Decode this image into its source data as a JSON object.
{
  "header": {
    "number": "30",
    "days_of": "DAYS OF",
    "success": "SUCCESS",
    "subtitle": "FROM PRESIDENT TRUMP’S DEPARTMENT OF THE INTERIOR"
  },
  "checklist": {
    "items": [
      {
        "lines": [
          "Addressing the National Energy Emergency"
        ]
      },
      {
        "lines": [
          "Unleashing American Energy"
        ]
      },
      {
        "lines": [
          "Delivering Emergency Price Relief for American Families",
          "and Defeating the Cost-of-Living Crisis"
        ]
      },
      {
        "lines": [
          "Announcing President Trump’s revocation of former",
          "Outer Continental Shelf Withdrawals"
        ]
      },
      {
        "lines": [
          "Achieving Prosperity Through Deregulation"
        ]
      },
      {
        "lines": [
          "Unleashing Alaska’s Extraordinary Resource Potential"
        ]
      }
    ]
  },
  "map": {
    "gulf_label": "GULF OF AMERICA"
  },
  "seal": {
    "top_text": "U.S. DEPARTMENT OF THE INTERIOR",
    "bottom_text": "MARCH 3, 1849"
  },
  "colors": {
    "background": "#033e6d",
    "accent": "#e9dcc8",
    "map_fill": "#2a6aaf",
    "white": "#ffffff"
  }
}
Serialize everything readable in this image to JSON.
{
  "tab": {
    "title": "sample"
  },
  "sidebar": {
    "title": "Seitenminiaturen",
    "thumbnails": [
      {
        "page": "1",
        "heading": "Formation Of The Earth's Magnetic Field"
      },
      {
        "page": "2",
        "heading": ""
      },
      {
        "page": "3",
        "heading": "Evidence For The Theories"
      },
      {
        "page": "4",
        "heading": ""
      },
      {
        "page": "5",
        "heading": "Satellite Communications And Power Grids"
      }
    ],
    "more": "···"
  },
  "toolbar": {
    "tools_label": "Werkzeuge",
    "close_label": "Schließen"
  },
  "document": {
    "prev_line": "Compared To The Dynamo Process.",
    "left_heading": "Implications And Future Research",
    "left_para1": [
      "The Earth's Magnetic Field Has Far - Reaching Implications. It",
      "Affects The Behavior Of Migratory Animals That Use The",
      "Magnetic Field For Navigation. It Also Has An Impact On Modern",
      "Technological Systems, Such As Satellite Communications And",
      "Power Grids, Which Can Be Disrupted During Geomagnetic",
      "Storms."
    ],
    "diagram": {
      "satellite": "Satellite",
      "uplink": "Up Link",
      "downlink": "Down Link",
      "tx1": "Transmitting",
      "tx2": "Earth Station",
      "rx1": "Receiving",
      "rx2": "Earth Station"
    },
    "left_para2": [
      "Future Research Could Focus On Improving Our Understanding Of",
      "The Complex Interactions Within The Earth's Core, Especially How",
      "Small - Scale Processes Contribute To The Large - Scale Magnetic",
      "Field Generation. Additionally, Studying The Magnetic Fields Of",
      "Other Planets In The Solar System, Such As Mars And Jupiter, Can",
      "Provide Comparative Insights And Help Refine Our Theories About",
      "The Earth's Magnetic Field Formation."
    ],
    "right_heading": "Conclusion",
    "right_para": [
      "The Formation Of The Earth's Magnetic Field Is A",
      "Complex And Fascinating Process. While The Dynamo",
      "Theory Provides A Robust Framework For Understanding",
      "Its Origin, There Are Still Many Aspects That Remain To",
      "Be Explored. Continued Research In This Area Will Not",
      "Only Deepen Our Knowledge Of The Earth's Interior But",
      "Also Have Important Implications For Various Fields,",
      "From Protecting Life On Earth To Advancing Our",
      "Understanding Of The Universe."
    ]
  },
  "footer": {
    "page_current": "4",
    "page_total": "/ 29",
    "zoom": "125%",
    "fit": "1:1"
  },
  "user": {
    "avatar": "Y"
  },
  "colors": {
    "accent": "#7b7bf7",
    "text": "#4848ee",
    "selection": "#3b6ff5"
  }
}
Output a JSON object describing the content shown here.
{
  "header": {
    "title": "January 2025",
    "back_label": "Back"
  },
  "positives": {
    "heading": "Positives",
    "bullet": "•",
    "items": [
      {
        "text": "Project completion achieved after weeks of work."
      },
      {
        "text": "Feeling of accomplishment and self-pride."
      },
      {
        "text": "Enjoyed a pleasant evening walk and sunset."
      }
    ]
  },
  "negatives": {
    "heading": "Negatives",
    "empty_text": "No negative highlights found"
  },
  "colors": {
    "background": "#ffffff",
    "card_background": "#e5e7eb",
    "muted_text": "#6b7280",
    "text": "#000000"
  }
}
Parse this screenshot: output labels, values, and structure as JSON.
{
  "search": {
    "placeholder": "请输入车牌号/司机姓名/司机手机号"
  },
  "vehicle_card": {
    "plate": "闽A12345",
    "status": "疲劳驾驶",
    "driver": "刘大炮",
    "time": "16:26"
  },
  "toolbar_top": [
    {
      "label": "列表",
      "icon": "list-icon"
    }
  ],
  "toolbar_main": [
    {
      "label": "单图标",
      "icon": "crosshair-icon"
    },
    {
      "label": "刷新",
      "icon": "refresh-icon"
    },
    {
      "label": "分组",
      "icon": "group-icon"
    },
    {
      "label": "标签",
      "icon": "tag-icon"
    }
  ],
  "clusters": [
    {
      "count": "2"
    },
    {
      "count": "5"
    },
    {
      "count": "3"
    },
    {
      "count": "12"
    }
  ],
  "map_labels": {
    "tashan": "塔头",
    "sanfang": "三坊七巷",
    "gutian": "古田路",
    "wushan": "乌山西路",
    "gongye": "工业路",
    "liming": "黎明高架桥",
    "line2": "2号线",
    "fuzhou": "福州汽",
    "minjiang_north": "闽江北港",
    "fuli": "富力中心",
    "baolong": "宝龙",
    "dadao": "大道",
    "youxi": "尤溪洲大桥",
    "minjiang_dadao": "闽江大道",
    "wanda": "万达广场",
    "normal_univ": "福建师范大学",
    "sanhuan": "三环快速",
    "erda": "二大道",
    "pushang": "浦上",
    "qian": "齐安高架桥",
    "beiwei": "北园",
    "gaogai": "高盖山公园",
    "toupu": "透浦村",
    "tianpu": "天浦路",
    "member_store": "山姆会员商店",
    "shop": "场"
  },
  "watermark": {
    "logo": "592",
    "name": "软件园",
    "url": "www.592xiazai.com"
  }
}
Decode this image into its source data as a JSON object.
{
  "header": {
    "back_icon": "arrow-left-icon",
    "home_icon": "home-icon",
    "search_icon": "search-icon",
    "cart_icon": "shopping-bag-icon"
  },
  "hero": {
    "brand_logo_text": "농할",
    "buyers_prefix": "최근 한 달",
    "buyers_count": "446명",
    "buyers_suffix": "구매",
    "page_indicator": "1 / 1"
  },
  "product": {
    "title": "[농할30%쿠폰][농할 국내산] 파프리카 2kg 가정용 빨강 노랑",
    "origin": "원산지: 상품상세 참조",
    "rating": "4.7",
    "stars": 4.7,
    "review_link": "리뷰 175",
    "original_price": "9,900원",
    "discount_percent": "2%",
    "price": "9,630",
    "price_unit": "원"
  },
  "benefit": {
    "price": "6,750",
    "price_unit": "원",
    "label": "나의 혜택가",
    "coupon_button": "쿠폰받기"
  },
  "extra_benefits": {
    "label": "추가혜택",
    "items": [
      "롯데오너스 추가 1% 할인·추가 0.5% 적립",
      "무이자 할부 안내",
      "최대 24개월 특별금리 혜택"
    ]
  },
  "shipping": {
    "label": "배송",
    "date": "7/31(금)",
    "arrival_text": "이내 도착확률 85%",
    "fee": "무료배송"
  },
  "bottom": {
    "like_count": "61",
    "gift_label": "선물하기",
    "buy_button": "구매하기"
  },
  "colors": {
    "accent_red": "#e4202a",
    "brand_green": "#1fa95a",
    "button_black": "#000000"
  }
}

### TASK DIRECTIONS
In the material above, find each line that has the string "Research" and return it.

### YOUR SOLUTION
    "left_heading": "Implications And Future Research",
      "Future Research Could Focus On Improving Our Understanding Of",
      "Be Explored. Continued Research In This Area Will Not",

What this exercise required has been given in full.